|In his ecstasy! then off, off forth on swing,||5|
|As a skate’s heel sweeps smooth on a bow-bend: the hurl and gliding|
|Rebuffed the big wind. My heart in hiding|
|Stirred for a bird,—the achieve of; the mastery of the thing!|
|Brute beauty and valour and act, oh, air, pride, plume, here|
|Buckle! AND the fire that breaks from thee then, a billion||10|
|Times told lovelier, more dangerous, O my chevalier!|
|No wonder of it: shéer plód makes plough down sillion|
|Shine, and blue-bleak embers, ah my dear,|
|Fall, gall themselves, and gash gold-vermillion.|
jueves, noviembre 01, 2007
We were meeting with Mr. York on campus yesterday and I believe all got some comfort an encouragement. We kindof shared how we struggle with scheduling, how to spend quality time with the Lord while still being faithful to our studies (and our families… and our friends… and maybe work…).
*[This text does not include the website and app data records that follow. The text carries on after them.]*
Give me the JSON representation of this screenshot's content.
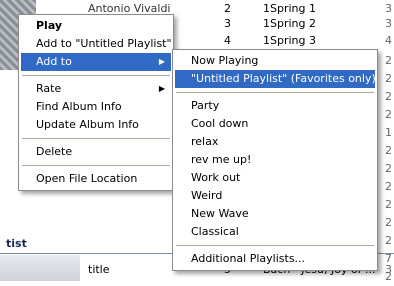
{
  "library": {
    "rows": [
      {
        "artist": "Antonio Vivaldi",
        "track": "2",
        "title": "1Spring 1",
        "extra": "3"
      },
      {
        "artist": "",
        "track": "3",
        "title": "1Spring 2",
        "extra": "3"
      },
      {
        "artist": "",
        "track": "4",
        "title": "1Spring 3",
        "extra": "4"
      }
    ],
    "edge_numbers": [
      "2",
      "2",
      "2",
      "2",
      "1",
      "2",
      "2",
      "2",
      "2",
      "2",
      "2",
      "7",
      "2"
    ],
    "section_label": "tist",
    "bottom_row": {
      "artist": "title",
      "track": "5",
      "title": "Bach - Jesu, Joy of ...",
      "extra": "3"
    }
  },
  "context_menu": {
    "items": [
      {
        "label": "Play",
        "bold": true
      },
      {
        "label": "Add to \"Untitled Playlist\""
      },
      {
        "label": "Add to",
        "has_submenu": true,
        "highlighted": true
      },
      {
        "separator": true
      },
      {
        "label": "Rate",
        "has_submenu": true
      },
      {
        "label": "Find Album Info"
      },
      {
        "label": "Update Album Info"
      },
      {
        "separator": true
      },
      {
        "label": "Delete"
      },
      {
        "separator": true
      },
      {
        "label": "Open File Location"
      }
    ]
  },
  "add_to_submenu": {
    "items": [
      {
        "label": "Now Playing"
      },
      {
        "label": "\"Untitled Playlist\" (Favorites only)",
        "highlighted": true
      },
      {
        "separator": true
      },
      {
        "label": "Party"
      },
      {
        "label": "Cool down"
      },
      {
        "label": "relax"
      },
      {
        "label": "rev me up!"
      },
      {
        "label": "Work out"
      },
      {
        "label": "Weird"
      },
      {
        "label": "New Wave"
      },
      {
        "label": "Classical"
      },
      {
        "separator": true
      },
      {
        "label": "Additional Playlists..."
      }
    ]
  },
  "colors": {
    "highlight": "#316ac5",
    "menu_border": "#8b8b8b",
    "separator": "#aca899"
  },
  "icons": {
    "submenu_arrow": "triangle-right-icon"
  }
}
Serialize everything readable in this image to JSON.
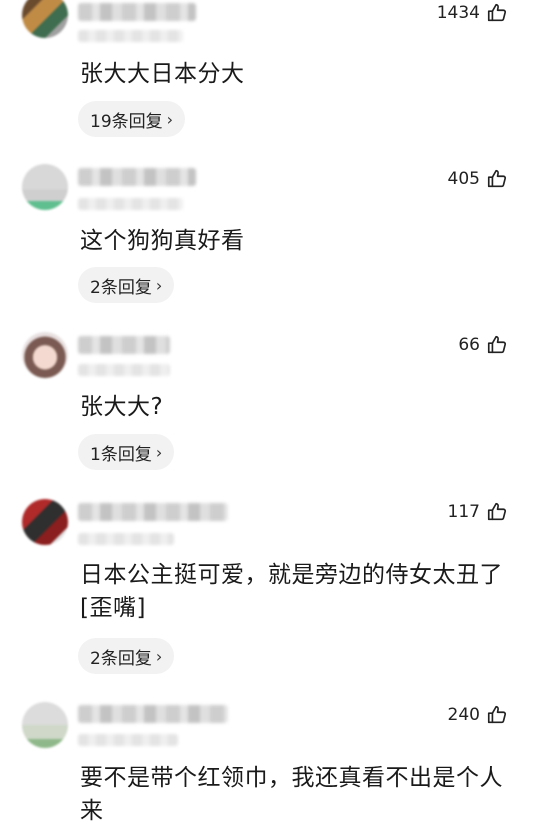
{
  "comments": [
    {
      "likes": "1434",
      "text": "张大大日本分大",
      "replies": "19条回复"
    },
    {
      "likes": "405",
      "text": "这个狗狗真好看",
      "replies": "2条回复"
    },
    {
      "likes": "66",
      "text": "张大大?",
      "replies": "1条回复"
    },
    {
      "likes": "117",
      "text": "日本公主挺可爱，就是旁边的侍女太丑了[歪嘴]",
      "replies": "2条回复"
    },
    {
      "likes": "240",
      "text": "要不是带个红领巾，我还真看不出是个人来",
      "replies": ""
    }
  ],
  "icons": {
    "like": "thumbs-up-icon",
    "more": "chevron-right-icon"
  },
  "colors": {
    "pill_bg": "#f2f2f2",
    "text": "#1a1a1a"
  }
}
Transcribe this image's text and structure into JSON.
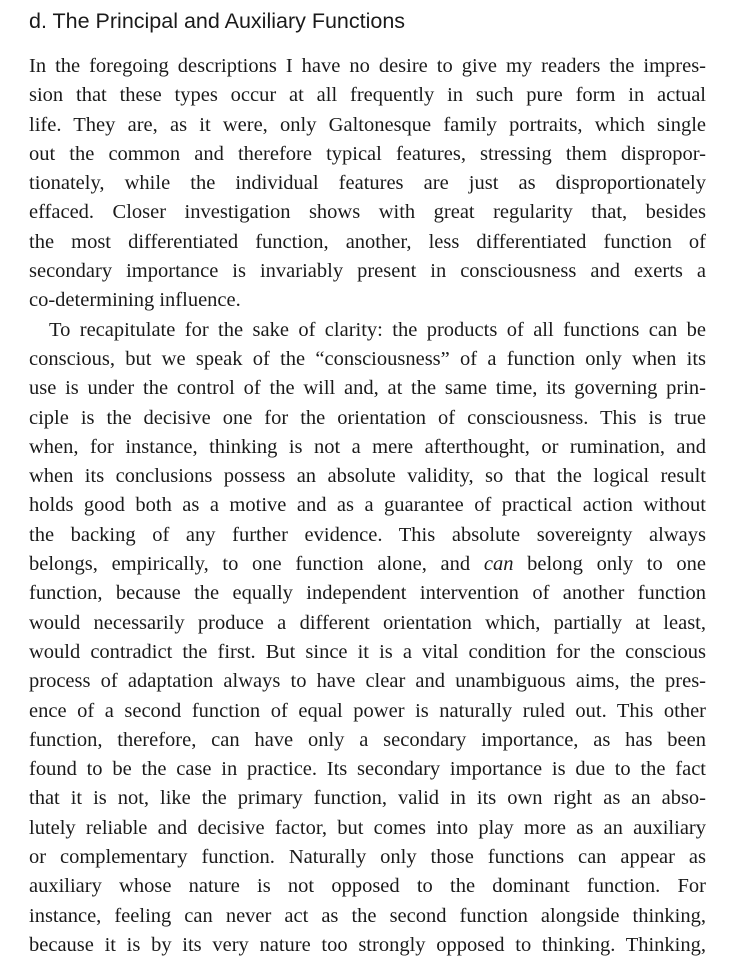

Anywho, he told us one thing that was a comfort to him when he was working through these same things in college was just the idea of walking with the Lord. The fact that, yes, we do need to spend concentrated times of worship every day – be in prayer or in the Word, even if it’s really short, but there’s something more too. Mr. York called it ‘practicing the presence of the Lord’ even while we’re just doing the daily activities of life. Christ is the center of our lives whether we’re reading our Bible, or studying for anatomy, or spending time with a friend (or hey, even making our bed in the morning). He hears us, loves us, and cares for us even when we’re not talking directly to Him, so we can treasure up a sense of His presence really at every waking moment (if you think about it) because that’s when He’s with us.
Well the reason all that came into my head at 6:30 this morning was because of a meditation out of Piper’s Taste and See: Savoring the supremacy of God in all of Life that I was reading. One quote seemed to ring a bell with what Mr. York was saying. Piper was talking about the phrase “worthy of” in the New Testament, and he quoted a couple of verses:
“Walk worthy of the Lord, to please Him” (Col 1:10 emphasis added). and then
“Without faith it is impossible to please him” (Heb 11:16)
Then he adds:
So think this way. Not: I must have faith and love so as to be worth God’s favor; But rather: God’s favor is free and it is infinitely worth trusting. Walking worthy of that favor means walking by faith because faith is the one thing that agrees with (and fits) our bankruptcy and God’s infinite “worth.” Looking to God’s infinite worth for our help and satisfaction is “walking worthy of God.”
Set your minds on this greatness. Savor the incomparable trustworthiness of God’s promises. Ponder what acts will fit with this. And then rise up and be doing – “worthily of the Lord.”